Growing up in Cleveland’s Collinwood neighborhood, he made a name for himself playing football and basketball for the Railroaders. He captained both teams into his senior season in 1951. As a defensive lineman, he earned All-East Side Senate, All-Scholastic and All-Ohio honors. He could have played in the City Championship basketball game, but as a mid-year graduate, he was already enrolled at the University of Notre Dame.
Earning a role as a defensive tackle, he was on the Fighting Irish varsity as a freshman under legendary coach Frank Leahy. He was an All-Midwest selection as a sophomore and on the once-tied 1953 team. After earning four letters, he was a first team All-Catholic pick and played in the North-South game in Miami.
The 195-pounder caught the eye of another legendary coach as he was selected by Paul Brown to play linebacker for the Browns as a fourth-round draft pick (No. 49 overall) in 1955. In the self-proclaimed highlight of his career, he replaced an injured Chuck Noll and helped the Browns defeated the Los Angeles Rams, 38-14, for the NFL title that year. Palumbo contributed an interception to the victory.
After another year with the Browns, he was traded to the Green Bay Packers for his final season of pro ball in 1957.
But football remained in his blood for the next 40 years as he became a dean of Northeast Ohio’s officiating ranks, retiring from both the gridiron and his insurance business in 2001. He was always helpful lending wisdom to young officials learning their way through the rules and regulations of the high school game.
He was honored with the Cleveland Touchdown Club Bobby Brown service award in 2002 and a member of the first class in the Greater Cleveland Football Officials Hall of Fame in 2009. He had been in the Collinwood HOF since 1992.

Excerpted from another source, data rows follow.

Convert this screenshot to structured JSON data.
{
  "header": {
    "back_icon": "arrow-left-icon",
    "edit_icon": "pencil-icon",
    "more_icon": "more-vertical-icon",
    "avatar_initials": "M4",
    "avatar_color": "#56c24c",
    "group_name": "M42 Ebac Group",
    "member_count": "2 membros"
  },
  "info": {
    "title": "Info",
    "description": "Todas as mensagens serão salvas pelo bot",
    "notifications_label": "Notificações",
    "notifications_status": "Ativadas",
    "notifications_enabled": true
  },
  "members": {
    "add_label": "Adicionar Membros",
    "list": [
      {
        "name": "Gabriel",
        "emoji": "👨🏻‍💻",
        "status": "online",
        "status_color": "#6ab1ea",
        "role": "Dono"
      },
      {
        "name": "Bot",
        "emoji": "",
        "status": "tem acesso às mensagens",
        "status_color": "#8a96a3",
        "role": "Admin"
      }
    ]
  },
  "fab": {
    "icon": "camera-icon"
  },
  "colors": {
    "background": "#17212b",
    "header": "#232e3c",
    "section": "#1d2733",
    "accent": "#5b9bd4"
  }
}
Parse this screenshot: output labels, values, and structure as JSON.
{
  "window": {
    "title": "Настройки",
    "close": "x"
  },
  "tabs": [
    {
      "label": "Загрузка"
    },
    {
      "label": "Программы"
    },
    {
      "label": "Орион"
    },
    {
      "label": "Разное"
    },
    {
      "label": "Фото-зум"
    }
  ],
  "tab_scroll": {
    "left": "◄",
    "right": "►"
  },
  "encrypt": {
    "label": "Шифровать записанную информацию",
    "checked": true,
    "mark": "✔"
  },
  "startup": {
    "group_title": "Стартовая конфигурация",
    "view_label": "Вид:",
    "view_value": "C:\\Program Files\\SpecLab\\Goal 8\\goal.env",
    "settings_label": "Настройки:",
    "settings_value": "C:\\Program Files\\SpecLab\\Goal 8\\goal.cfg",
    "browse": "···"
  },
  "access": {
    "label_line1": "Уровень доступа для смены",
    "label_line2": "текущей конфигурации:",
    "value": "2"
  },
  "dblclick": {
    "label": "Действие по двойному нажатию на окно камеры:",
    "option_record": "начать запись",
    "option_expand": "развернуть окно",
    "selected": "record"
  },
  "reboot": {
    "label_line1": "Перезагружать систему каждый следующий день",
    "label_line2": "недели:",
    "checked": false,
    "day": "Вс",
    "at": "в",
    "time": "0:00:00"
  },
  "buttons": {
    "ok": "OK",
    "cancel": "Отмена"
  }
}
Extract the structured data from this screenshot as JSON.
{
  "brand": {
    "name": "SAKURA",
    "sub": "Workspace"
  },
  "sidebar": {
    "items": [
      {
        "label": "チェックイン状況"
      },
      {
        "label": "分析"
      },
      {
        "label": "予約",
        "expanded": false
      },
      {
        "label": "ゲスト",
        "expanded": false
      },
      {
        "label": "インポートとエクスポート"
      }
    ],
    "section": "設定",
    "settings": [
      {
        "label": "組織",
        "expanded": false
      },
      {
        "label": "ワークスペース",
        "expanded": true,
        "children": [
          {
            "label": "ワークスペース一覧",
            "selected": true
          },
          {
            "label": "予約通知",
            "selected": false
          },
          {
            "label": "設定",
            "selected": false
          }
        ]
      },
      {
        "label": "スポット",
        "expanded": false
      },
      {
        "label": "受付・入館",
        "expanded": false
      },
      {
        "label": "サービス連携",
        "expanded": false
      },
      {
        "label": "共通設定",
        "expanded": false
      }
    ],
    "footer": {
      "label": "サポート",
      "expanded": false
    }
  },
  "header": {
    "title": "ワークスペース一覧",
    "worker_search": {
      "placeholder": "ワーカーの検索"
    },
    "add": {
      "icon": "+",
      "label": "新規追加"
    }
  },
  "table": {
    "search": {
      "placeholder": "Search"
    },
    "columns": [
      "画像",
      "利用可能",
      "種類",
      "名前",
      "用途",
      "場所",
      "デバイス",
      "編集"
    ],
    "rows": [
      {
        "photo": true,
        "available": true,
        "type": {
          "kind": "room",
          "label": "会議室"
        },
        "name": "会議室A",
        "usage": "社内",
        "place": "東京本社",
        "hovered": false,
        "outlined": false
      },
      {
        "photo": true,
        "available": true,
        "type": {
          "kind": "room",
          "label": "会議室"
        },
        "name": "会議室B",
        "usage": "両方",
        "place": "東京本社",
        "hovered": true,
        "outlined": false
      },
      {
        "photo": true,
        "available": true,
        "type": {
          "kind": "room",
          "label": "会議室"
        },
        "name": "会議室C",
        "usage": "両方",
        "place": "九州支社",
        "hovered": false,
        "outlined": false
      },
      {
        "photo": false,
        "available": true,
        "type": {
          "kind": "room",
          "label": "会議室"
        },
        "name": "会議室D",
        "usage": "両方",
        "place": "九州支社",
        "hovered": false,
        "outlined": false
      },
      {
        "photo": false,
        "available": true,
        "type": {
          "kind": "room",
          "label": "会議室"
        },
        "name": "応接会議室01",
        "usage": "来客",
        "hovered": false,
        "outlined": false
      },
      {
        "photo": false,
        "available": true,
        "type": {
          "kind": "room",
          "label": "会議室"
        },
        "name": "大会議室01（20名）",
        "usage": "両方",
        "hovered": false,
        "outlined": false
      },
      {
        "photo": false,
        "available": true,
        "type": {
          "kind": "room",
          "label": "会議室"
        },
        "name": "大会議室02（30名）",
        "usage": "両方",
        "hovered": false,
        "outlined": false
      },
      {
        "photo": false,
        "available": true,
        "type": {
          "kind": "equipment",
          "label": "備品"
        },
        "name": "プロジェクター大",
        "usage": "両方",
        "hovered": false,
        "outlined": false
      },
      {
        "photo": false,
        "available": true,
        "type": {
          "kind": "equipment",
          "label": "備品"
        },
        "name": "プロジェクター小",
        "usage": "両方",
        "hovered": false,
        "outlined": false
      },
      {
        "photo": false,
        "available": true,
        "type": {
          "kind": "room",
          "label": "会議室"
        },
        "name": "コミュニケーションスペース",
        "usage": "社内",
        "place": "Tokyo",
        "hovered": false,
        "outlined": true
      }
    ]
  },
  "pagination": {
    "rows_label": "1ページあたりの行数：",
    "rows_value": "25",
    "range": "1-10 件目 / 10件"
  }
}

Through it all, he was with his high school sweetheart, Catherine,for more than 60 years of marriage. The couple raised five sons and a daughter, residing in Lyndhurst.